$6.50 in Ann Arbor; $7.00 by mail out-
side Ann Arbor. Second class postage
paid at Ann Arbor, Michigan. POST-
MASTER: Send address changes to
THE MICHIGAN DAILY, 420 Maynard
Street, Ann Arbor, MI 48109.

In Ms. Charlene Coady's Office,

1500 SAB

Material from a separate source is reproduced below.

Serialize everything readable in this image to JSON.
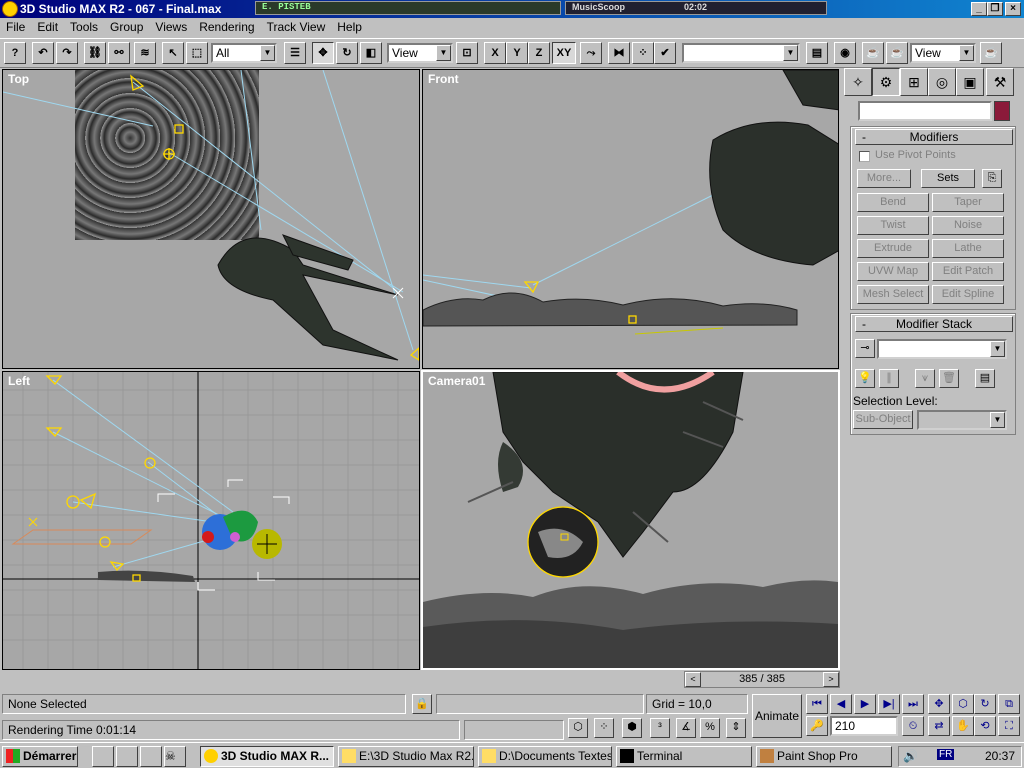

POSITIONS INCLUDE: Resident Director, Assistant
Resident Director, Resident
Advisor, Head Librarian, Resident
Fellow, Minority Peer Advisors
and Graduate Student Teaching
Assistant
Advisory positions require the completion of a minimum of 55 credit hours by the end of the 1980
Winter Term for the Resident Fellows in Residential College, Resident Advisor and Minority Peer
Advisor positions; Graduate status for Graduate Student Teaching Assistant in Pilot Program,
Head Librarian, and Resident Director positions. However, qualified undergraduate applicants
may be considered for the Resident Director positions.
QUALIFICATIONS: (1) Must be a registered U. of M. student on the Ann Arbor Campus
during the period of employment. (2) Must have completed a minimum of 55 credit hours by the
end of the 1980 Winter Term. (3) Preference will be given to applicants who have lived in resi-
dence halls at University level for at least one year. (4) Undergraduate applicants must have a
2.5 cumulative grade point average in the school or college in which they are enrolled. Graduate
applicants must be in good academic standing at the end of the 1979.Fall term in the school or
college in which they are enrolled. (5) Preference is given to applicants who do not intend to
carry heavy academic schedules and who do not have rigorous outside commitments. (6)
Applicants with children will not be considered. (7) Proof of these qualifications may be required.

M.1

Solve YOU'r Summer Job Worries Now!
SUMMER INTERN PROGRAM
* IN JEWISH
COMMUNAL SERVICE
JUNE 9, thorough AUGUST 8, 1980
Snonsored by the Jewish Federation of Metrooolitan Chicago,

1.

Back to Top

© 2021 Regents of the University of Michigan